Source records:
++++++++++++++++++++
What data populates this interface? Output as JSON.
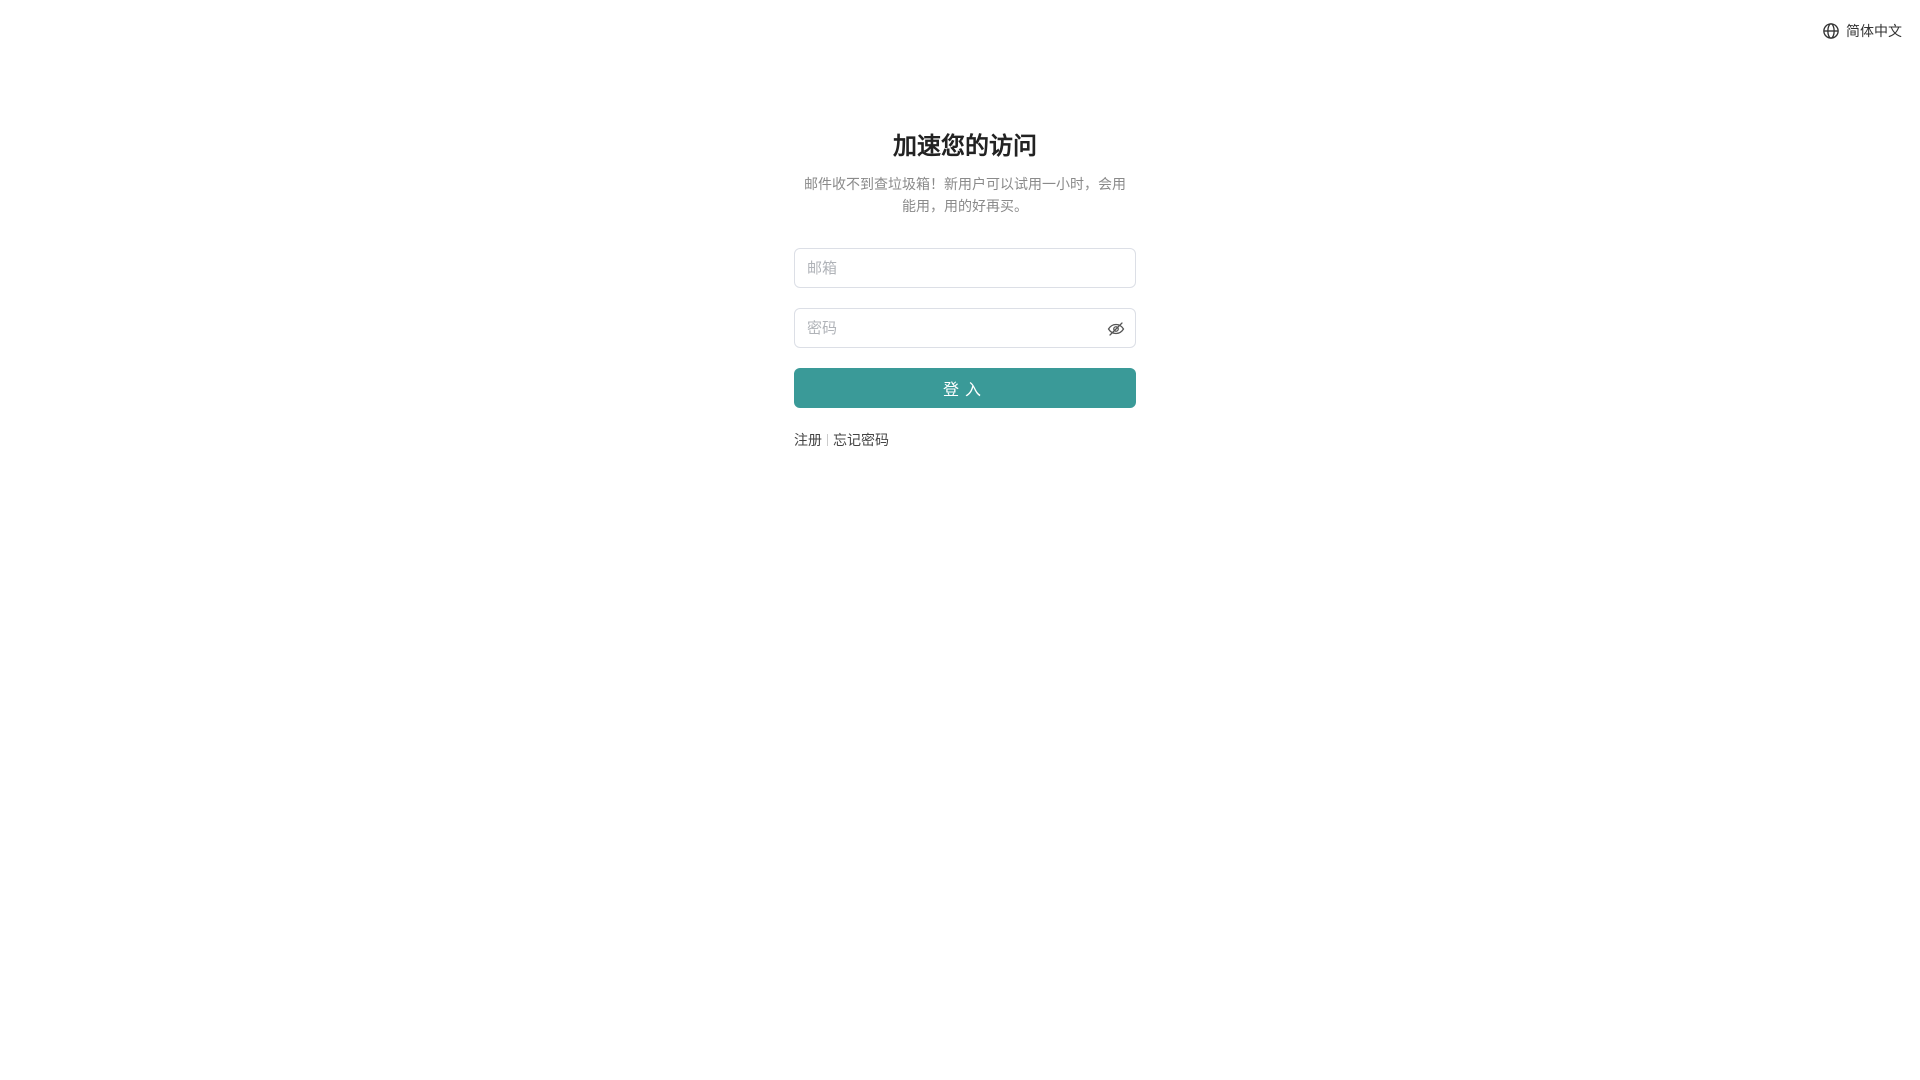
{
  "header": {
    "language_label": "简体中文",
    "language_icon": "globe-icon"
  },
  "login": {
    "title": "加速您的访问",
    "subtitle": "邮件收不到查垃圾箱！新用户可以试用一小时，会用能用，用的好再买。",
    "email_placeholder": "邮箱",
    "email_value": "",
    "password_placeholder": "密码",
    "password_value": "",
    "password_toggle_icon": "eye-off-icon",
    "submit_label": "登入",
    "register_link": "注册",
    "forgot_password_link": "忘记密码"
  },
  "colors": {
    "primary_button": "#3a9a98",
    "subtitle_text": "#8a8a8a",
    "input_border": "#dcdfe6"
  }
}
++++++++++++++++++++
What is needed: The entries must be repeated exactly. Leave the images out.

Solution below:
What data populates this interface? Output as JSON.
{
  "header": {
    "language_label": "简体中文",
    "language_icon": "globe-icon"
  },
  "login": {
    "title": "加速您的访问",
    "subtitle": "邮件收不到查垃圾箱！新用户可以试用一小时，会用能用，用的好再买。",
    "email_placeholder": "邮箱",
    "email_value": "",
    "password_placeholder": "密码",
    "password_value": "",
    "password_toggle_icon": "eye-off-icon",
    "submit_label": "登入",
    "register_link": "注册",
    "forgot_password_link": "忘记密码"
  },
  "colors": {
    "primary_button": "#3a9a98",
    "subtitle_text": "#8a8a8a",
    "input_border": "#dcdfe6"
  }
}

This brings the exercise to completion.